____ Task input

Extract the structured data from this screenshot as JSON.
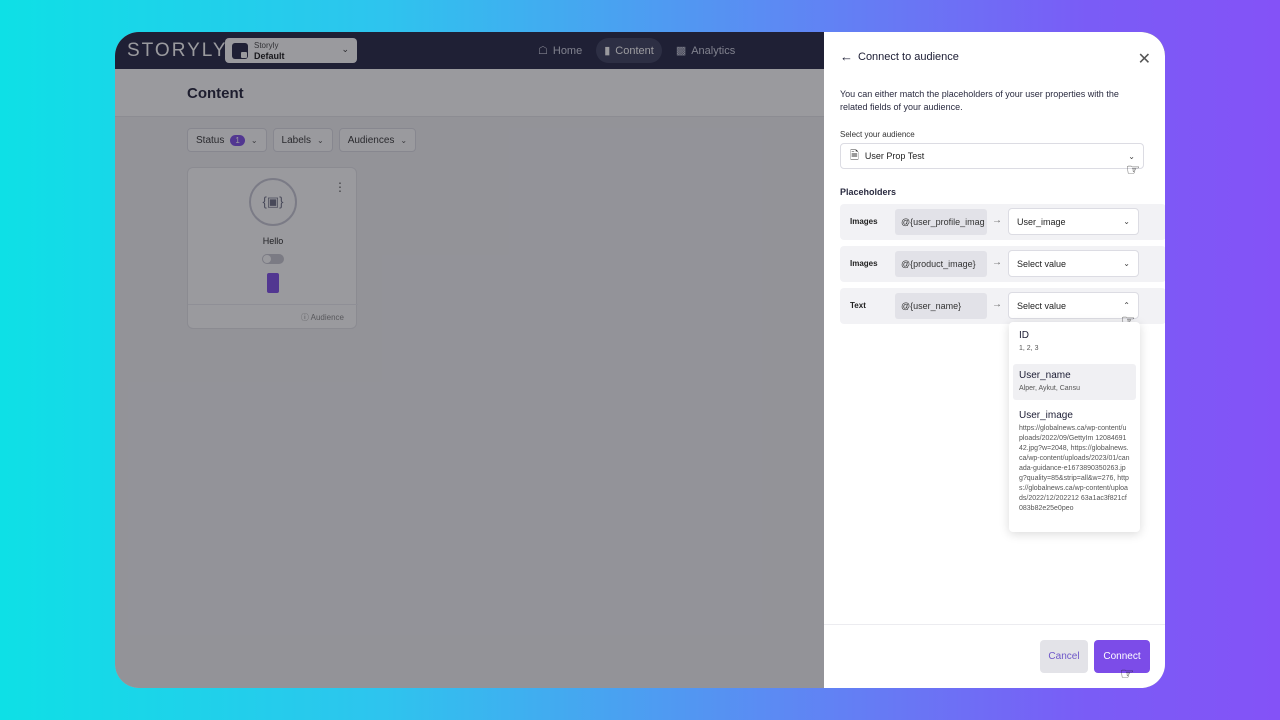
{
  "app": {
    "logo": "STORYLY",
    "app_select": {
      "line1": "Storyly",
      "line2": "Default"
    },
    "nav": [
      {
        "label": "Home",
        "icon": "home-icon"
      },
      {
        "label": "Content",
        "icon": "content-icon",
        "active": true
      },
      {
        "label": "Analytics",
        "icon": "analytics-icon"
      }
    ],
    "page_title": "Content",
    "filters": {
      "status": "Status",
      "status_count": "1",
      "labels": "Labels",
      "audiences": "Audiences"
    },
    "card": {
      "name": "Hello",
      "footer": "Audience"
    }
  },
  "drawer": {
    "title": "Connect to audience",
    "description": "You can either match the placeholders of your user properties with the related fields of your audience.",
    "audience_label": "Select your audience",
    "audience_value": "User Prop Test",
    "placeholders_title": "Placeholders",
    "rows": [
      {
        "type": "Images",
        "key": "@{user_profile_imag",
        "value": "User_image"
      },
      {
        "type": "Images",
        "key": "@{product_image}",
        "value": "Select value"
      },
      {
        "type": "Text",
        "key": "@{user_name}",
        "value": "Select value"
      }
    ],
    "options": [
      {
        "name": "ID",
        "sub": "1, 2, 3"
      },
      {
        "name": "User_name",
        "sub": "Alper, Aykut, Cansu"
      },
      {
        "name": "User_image",
        "sub": "https://globalnews.ca/wp-content/uploads/2022/09/GettyIm 1208469142.jpg?w=2048, https://globalnews.ca/wp-content/uploads/2023/01/canada-guidance-e1673890350263.jpg?quality=85&strip=all&w=276, https://globalnews.ca/wp-content/uploads/2022/12/202212 63a1ac3f821cf083b82e25e0peo"
      }
    ],
    "cancel": "Cancel",
    "connect": "Connect"
  },
  "colors": {
    "accent": "#7c4ce8",
    "nav_bg": "#1f2140"
  }
}
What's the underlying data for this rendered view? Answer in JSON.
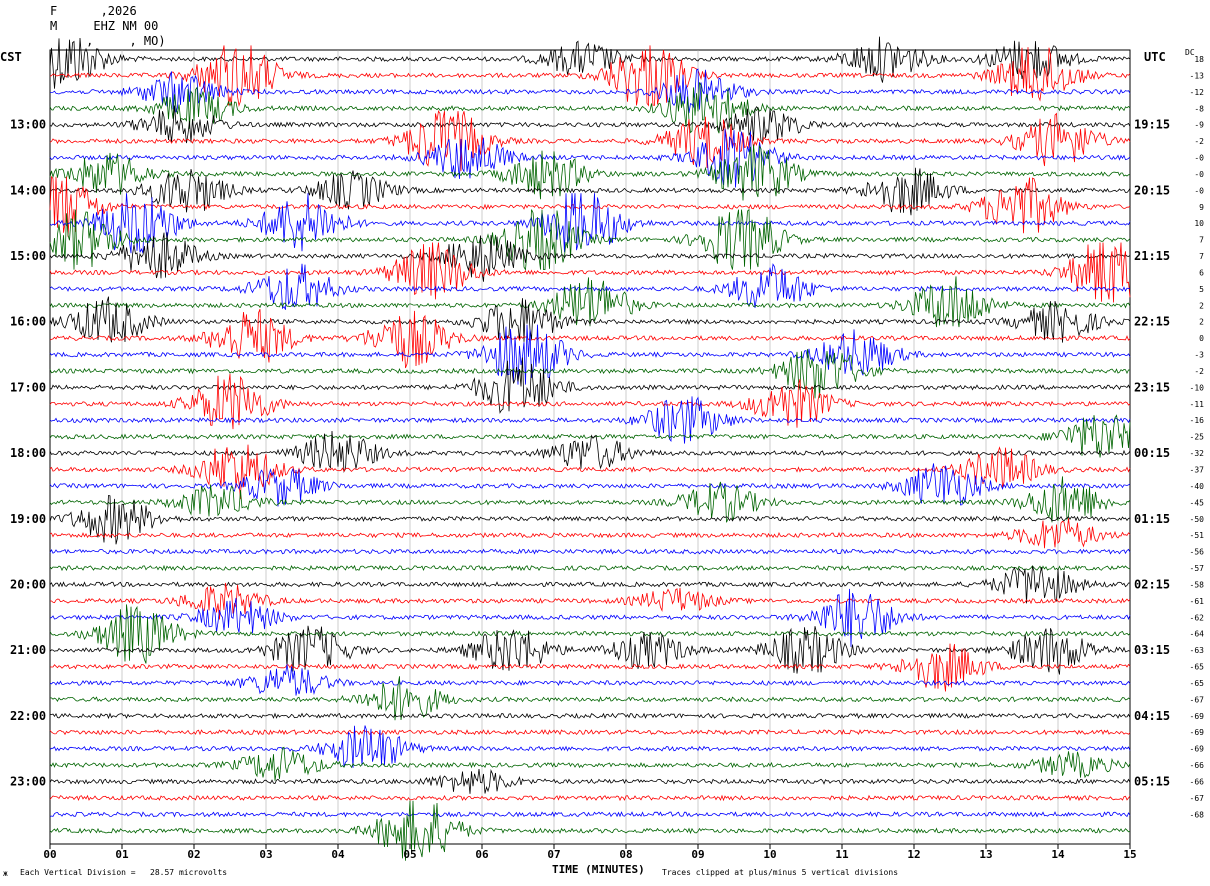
{
  "header": {
    "date_line": "F      ,2026",
    "station_line": "M     EHZ NM 00",
    "location_line": "     ,     , MO)"
  },
  "labels": {
    "left_tz": "CST",
    "right_tz": "UTC",
    "dc": "DC",
    "xlabel": "TIME (MINUTES)",
    "scale_note": "Each Vertical Division =   28.57 microvolts",
    "clip_note": "Traces clipped at plus/minus 5 vertical divisions",
    "corner_mark": "ж"
  },
  "chart_data": {
    "type": "line",
    "title": "",
    "xlabel": "TIME (MINUTES)",
    "x_ticks": [
      "00",
      "01",
      "02",
      "03",
      "04",
      "05",
      "06",
      "07",
      "08",
      "09",
      "10",
      "11",
      "12",
      "13",
      "14",
      "15"
    ],
    "xlim": [
      0,
      15
    ],
    "trace_minutes": 15,
    "trace_count": 48,
    "trace_colors": [
      "#000000",
      "#ff0000",
      "#0000ff",
      "#006400"
    ],
    "left_hour_labels": [
      "13:00",
      "14:00",
      "15:00",
      "16:00",
      "17:00",
      "18:00",
      "19:00",
      "20:00",
      "21:00",
      "22:00",
      "23:00"
    ],
    "right_hour_labels": [
      "19:15",
      "20:15",
      "21:15",
      "22:15",
      "23:15",
      "00:15",
      "01:15",
      "02:15",
      "03:15",
      "04:15",
      "05:15"
    ],
    "dc_offsets": [
      "18",
      "-13",
      "-12",
      "-8",
      "-9",
      "-2",
      "-0",
      "-0",
      "-0",
      "9",
      "10",
      "7",
      "7",
      "6",
      "5",
      "2",
      "2",
      "0",
      "-3",
      "-2",
      "-10",
      "-11",
      "-16",
      "-25",
      "-32",
      "-37",
      "-40",
      "-45",
      "-50",
      "-51",
      "-56",
      "-57",
      "-58",
      "-61",
      "-62",
      "-64",
      "-63",
      "-65",
      "-65",
      "-67",
      "-69",
      "-69",
      "-69",
      "-66",
      "-66",
      "-67",
      "-68"
    ],
    "events": [
      {
        "trace": 0,
        "minute": 0.2,
        "amp": 2.5
      },
      {
        "trace": 0,
        "minute": 7.4,
        "amp": 1.4
      },
      {
        "trace": 0,
        "minute": 11.6,
        "amp": 1.8
      },
      {
        "trace": 0,
        "minute": 13.6,
        "amp": 1.8
      },
      {
        "trace": 1,
        "minute": 2.6,
        "amp": 3.0
      },
      {
        "trace": 1,
        "minute": 8.3,
        "amp": 3.0
      },
      {
        "trace": 1,
        "minute": 13.7,
        "amp": 2.5
      },
      {
        "trace": 2,
        "minute": 1.8,
        "amp": 1.6
      },
      {
        "trace": 2,
        "minute": 9.0,
        "amp": 1.8
      },
      {
        "trace": 3,
        "minute": 2.0,
        "amp": 1.6
      },
      {
        "trace": 3,
        "minute": 9.1,
        "amp": 2.4
      },
      {
        "trace": 4,
        "minute": 1.8,
        "amp": 1.5
      },
      {
        "trace": 4,
        "minute": 9.9,
        "amp": 1.5
      },
      {
        "trace": 5,
        "minute": 5.5,
        "amp": 3.0
      },
      {
        "trace": 5,
        "minute": 9.1,
        "amp": 2.2
      },
      {
        "trace": 5,
        "minute": 14.0,
        "amp": 2.2
      },
      {
        "trace": 6,
        "minute": 5.8,
        "amp": 2.0
      },
      {
        "trace": 6,
        "minute": 9.5,
        "amp": 2.5
      },
      {
        "trace": 7,
        "minute": 0.8,
        "amp": 1.8
      },
      {
        "trace": 7,
        "minute": 6.9,
        "amp": 2.0
      },
      {
        "trace": 7,
        "minute": 9.8,
        "amp": 2.5
      },
      {
        "trace": 8,
        "minute": 1.9,
        "amp": 2.0
      },
      {
        "trace": 8,
        "minute": 4.2,
        "amp": 1.5
      },
      {
        "trace": 8,
        "minute": 11.9,
        "amp": 2.0
      },
      {
        "trace": 9,
        "minute": 0.1,
        "amp": 3.0
      },
      {
        "trace": 9,
        "minute": 13.5,
        "amp": 2.5
      },
      {
        "trace": 10,
        "minute": 1.2,
        "amp": 3.0
      },
      {
        "trace": 10,
        "minute": 3.5,
        "amp": 2.5
      },
      {
        "trace": 10,
        "minute": 7.4,
        "amp": 3.0
      },
      {
        "trace": 11,
        "minute": 0.4,
        "amp": 2.5
      },
      {
        "trace": 11,
        "minute": 6.8,
        "amp": 3.0
      },
      {
        "trace": 11,
        "minute": 9.6,
        "amp": 3.0
      },
      {
        "trace": 12,
        "minute": 1.5,
        "amp": 2.0
      },
      {
        "trace": 12,
        "minute": 6.0,
        "amp": 2.0
      },
      {
        "trace": 13,
        "minute": 5.3,
        "amp": 2.5
      },
      {
        "trace": 13,
        "minute": 14.7,
        "amp": 3.0
      },
      {
        "trace": 14,
        "minute": 3.4,
        "amp": 2.0
      },
      {
        "trace": 14,
        "minute": 10.0,
        "amp": 2.0
      },
      {
        "trace": 15,
        "minute": 7.5,
        "amp": 2.4
      },
      {
        "trace": 15,
        "minute": 12.5,
        "amp": 2.4
      },
      {
        "trace": 16,
        "minute": 0.8,
        "amp": 2.0
      },
      {
        "trace": 16,
        "minute": 6.5,
        "amp": 2.0
      },
      {
        "trace": 16,
        "minute": 14.0,
        "amp": 1.6
      },
      {
        "trace": 17,
        "minute": 2.8,
        "amp": 2.4
      },
      {
        "trace": 17,
        "minute": 5.0,
        "amp": 2.4
      },
      {
        "trace": 18,
        "minute": 6.6,
        "amp": 3.0
      },
      {
        "trace": 18,
        "minute": 11.2,
        "amp": 2.0
      },
      {
        "trace": 19,
        "minute": 10.7,
        "amp": 2.4
      },
      {
        "trace": 20,
        "minute": 6.5,
        "amp": 2.5
      },
      {
        "trace": 21,
        "minute": 2.5,
        "amp": 2.5
      },
      {
        "trace": 21,
        "minute": 10.3,
        "amp": 2.0
      },
      {
        "trace": 22,
        "minute": 8.8,
        "amp": 2.0
      },
      {
        "trace": 23,
        "minute": 14.6,
        "amp": 2.0
      },
      {
        "trace": 24,
        "minute": 4.0,
        "amp": 1.8
      },
      {
        "trace": 24,
        "minute": 7.5,
        "amp": 1.5
      },
      {
        "trace": 25,
        "minute": 2.6,
        "amp": 2.4
      },
      {
        "trace": 25,
        "minute": 13.2,
        "amp": 1.8
      },
      {
        "trace": 26,
        "minute": 3.2,
        "amp": 1.6
      },
      {
        "trace": 26,
        "minute": 12.4,
        "amp": 2.0
      },
      {
        "trace": 27,
        "minute": 2.3,
        "amp": 1.4
      },
      {
        "trace": 27,
        "minute": 9.3,
        "amp": 1.6
      },
      {
        "trace": 27,
        "minute": 14.1,
        "amp": 2.0
      },
      {
        "trace": 28,
        "minute": 0.9,
        "amp": 2.0
      },
      {
        "trace": 29,
        "minute": 14.0,
        "amp": 1.4
      },
      {
        "trace": 32,
        "minute": 13.7,
        "amp": 1.8
      },
      {
        "trace": 33,
        "minute": 2.4,
        "amp": 1.4
      },
      {
        "trace": 33,
        "minute": 8.7,
        "amp": 1.0
      },
      {
        "trace": 34,
        "minute": 2.6,
        "amp": 1.5
      },
      {
        "trace": 34,
        "minute": 11.2,
        "amp": 2.5
      },
      {
        "trace": 35,
        "minute": 1.2,
        "amp": 2.5
      },
      {
        "trace": 36,
        "minute": 3.6,
        "amp": 2.0
      },
      {
        "trace": 36,
        "minute": 6.4,
        "amp": 2.0
      },
      {
        "trace": 36,
        "minute": 8.3,
        "amp": 1.5
      },
      {
        "trace": 36,
        "minute": 10.5,
        "amp": 2.0
      },
      {
        "trace": 36,
        "minute": 13.9,
        "amp": 2.0
      },
      {
        "trace": 37,
        "minute": 12.4,
        "amp": 2.0
      },
      {
        "trace": 38,
        "minute": 3.3,
        "amp": 1.4
      },
      {
        "trace": 39,
        "minute": 4.9,
        "amp": 1.8
      },
      {
        "trace": 42,
        "minute": 4.4,
        "amp": 2.0
      },
      {
        "trace": 43,
        "minute": 3.2,
        "amp": 1.4
      },
      {
        "trace": 43,
        "minute": 14.2,
        "amp": 1.0
      },
      {
        "trace": 44,
        "minute": 5.9,
        "amp": 1.0
      },
      {
        "trace": 47,
        "minute": 5.1,
        "amp": 3.0
      }
    ]
  }
}
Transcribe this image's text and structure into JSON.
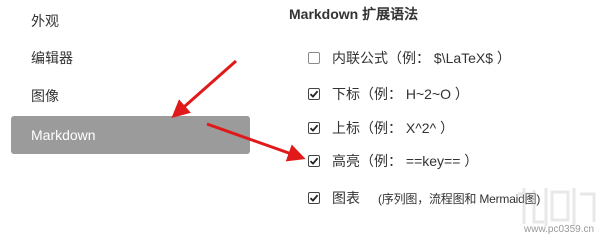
{
  "sidebar": {
    "items": [
      {
        "label": "外观",
        "active": false
      },
      {
        "label": "编辑器",
        "active": false
      },
      {
        "label": "图像",
        "active": false
      },
      {
        "label": "Markdown",
        "active": true
      }
    ]
  },
  "main": {
    "section_title": "Markdown 扩展语法",
    "options": [
      {
        "label": "内联公式（例： $\\LaTeX$ ）",
        "checked": false
      },
      {
        "label": "下标（例： H~2~O ）",
        "checked": true
      },
      {
        "label": "上标（例： X^2^ ）",
        "checked": true
      },
      {
        "label": "高亮（例： ==key== ）",
        "checked": true
      },
      {
        "label": "图表",
        "note": "(序列图，流程图和 Mermaid图)",
        "checked": true
      }
    ]
  },
  "watermark": {
    "text": "www.pc0359.cn"
  },
  "colors": {
    "active_bg": "#9b9b9b",
    "arrow": "#e0191b",
    "text": "#333333"
  }
}
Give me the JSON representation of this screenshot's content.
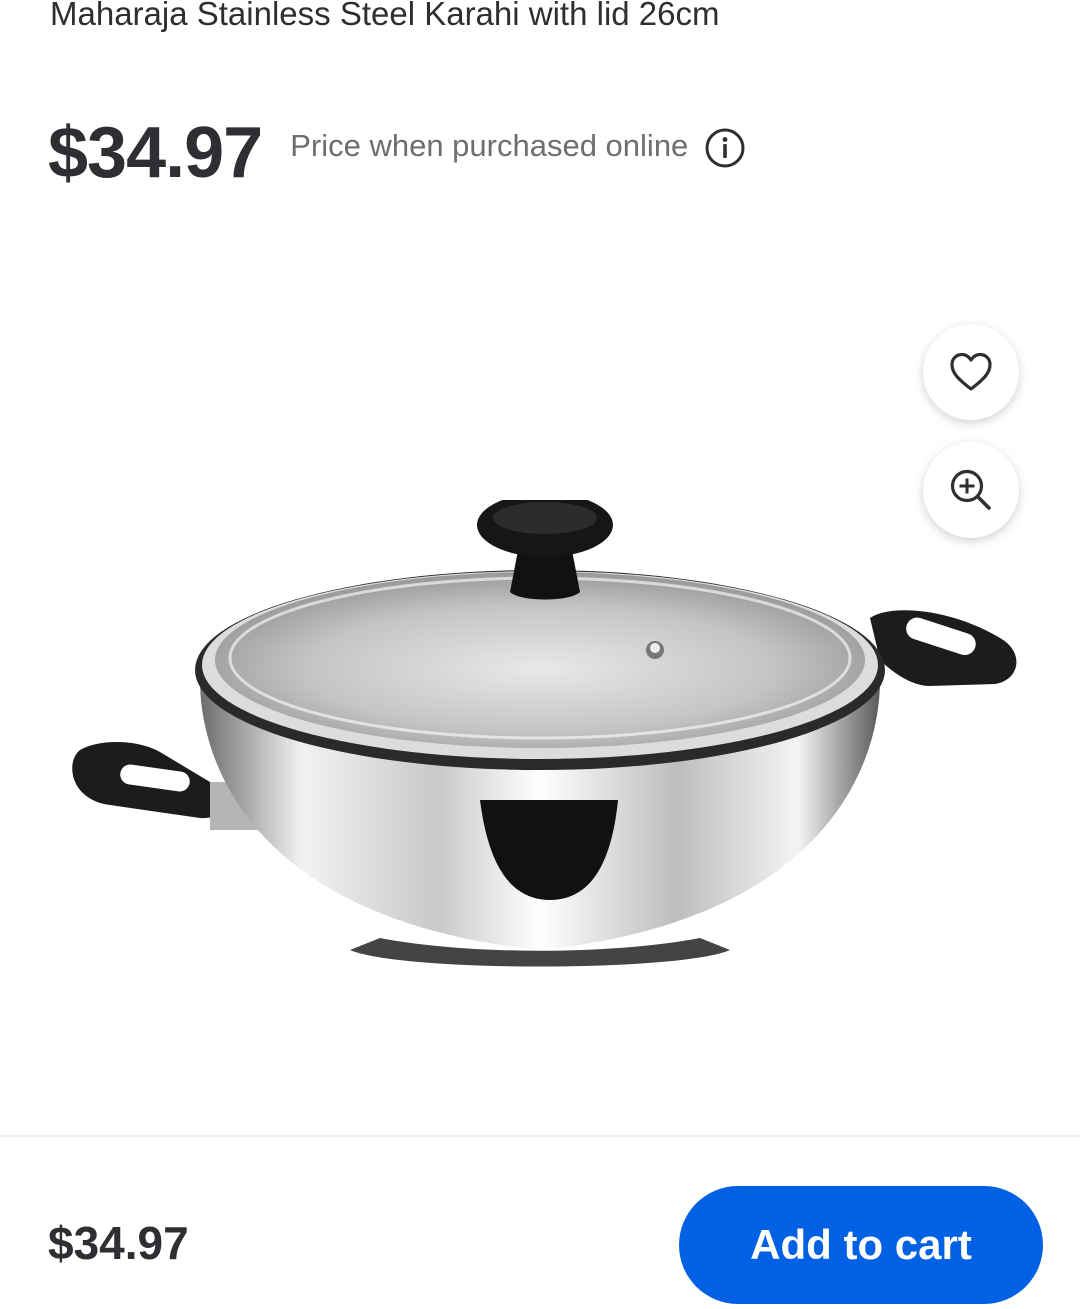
{
  "product": {
    "title": "Maharaja Stainless Steel Karahi with lid 26cm",
    "price": "$34.97",
    "price_note": "Price when purchased online"
  },
  "icons": {
    "info": "info-icon",
    "favorite": "heart-icon",
    "zoom": "zoom-in-icon"
  },
  "footer": {
    "price": "$34.97",
    "cart_label": "Add to cart"
  },
  "colors": {
    "accent": "#0061e4",
    "text": "#2e2f32",
    "muted": "#6d6e71"
  }
}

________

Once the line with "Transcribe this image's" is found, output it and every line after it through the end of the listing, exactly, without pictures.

* **Response below**
Transcribe this image's text and structure into JSON.
{
  "sidebar": {
    "items": [
      {
        "label": "外观",
        "active": false
      },
      {
        "label": "编辑器",
        "active": false
      },
      {
        "label": "图像",
        "active": false
      },
      {
        "label": "Markdown",
        "active": true
      }
    ]
  },
  "main": {
    "section_title": "Markdown 扩展语法",
    "options": [
      {
        "label": "内联公式（例： $\\LaTeX$ ）",
        "checked": false
      },
      {
        "label": "下标（例： H~2~O ）",
        "checked": true
      },
      {
        "label": "上标（例： X^2^ ）",
        "checked": true
      },
      {
        "label": "高亮（例： ==key== ）",
        "checked": true
      },
      {
        "label": "图表",
        "note": "(序列图，流程图和 Mermaid图)",
        "checked": true
      }
    ]
  },
  "watermark": {
    "text": "www.pc0359.cn"
  },
  "colors": {
    "active_bg": "#9b9b9b",
    "arrow": "#e0191b",
    "text": "#333333"
  }
}
Give me the JSON representation of this screenshot's content.
{
  "product": {
    "title": "Maharaja Stainless Steel Karahi with lid 26cm",
    "price": "$34.97",
    "price_note": "Price when purchased online"
  },
  "icons": {
    "info": "info-icon",
    "favorite": "heart-icon",
    "zoom": "zoom-in-icon"
  },
  "footer": {
    "price": "$34.97",
    "cart_label": "Add to cart"
  },
  "colors": {
    "accent": "#0061e4",
    "text": "#2e2f32",
    "muted": "#6d6e71"
  }
}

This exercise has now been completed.